BEGIN Records shown
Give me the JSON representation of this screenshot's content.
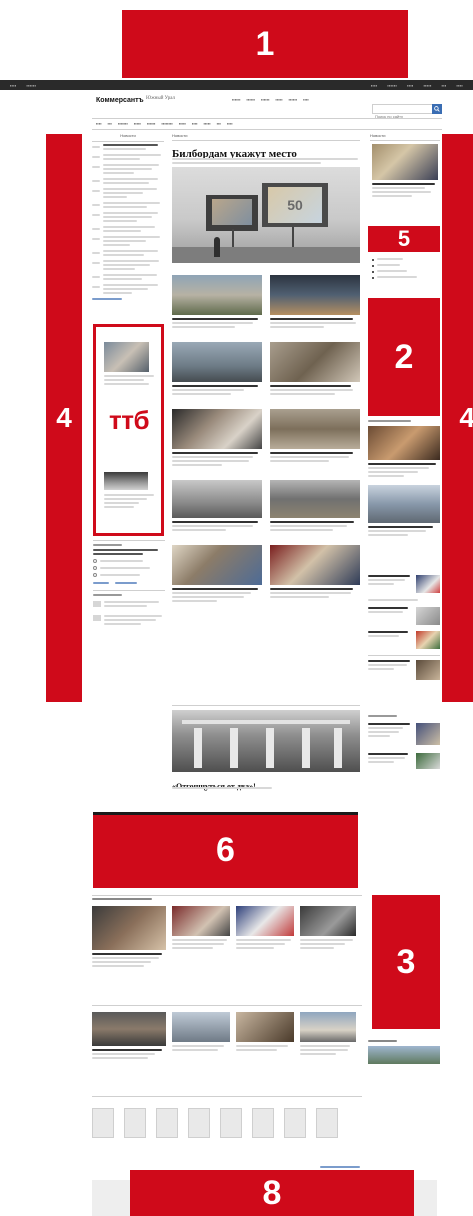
{
  "overlays": {
    "b1": "1",
    "b2": "2",
    "b3": "3",
    "b4_left": "4",
    "b4_right": "4",
    "b5": "5",
    "b6": "6",
    "b8": "8",
    "ttb": "ттб"
  },
  "header": {
    "logo": "Коммерсантъ",
    "region": "Южный Урал",
    "search_placeholder": "Поиск по сайту"
  },
  "sections": {
    "left_title": "Новости",
    "center_title": "Новости",
    "right_title": "Новости"
  },
  "main": {
    "lead_headline": "Билбордам укажут место",
    "bottom_headline": "«Отгонщуться от два»!"
  },
  "icons": {
    "search": "search-icon",
    "user": "user-icon"
  },
  "colors": {
    "overlay_red": "#cf0a1a",
    "accent_blue": "#3a6db3"
  }
}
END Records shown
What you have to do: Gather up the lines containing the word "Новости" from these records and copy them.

Expected answer:
    "left_title": "Новости",
    "center_title": "Новости",
    "right_title": "Новости"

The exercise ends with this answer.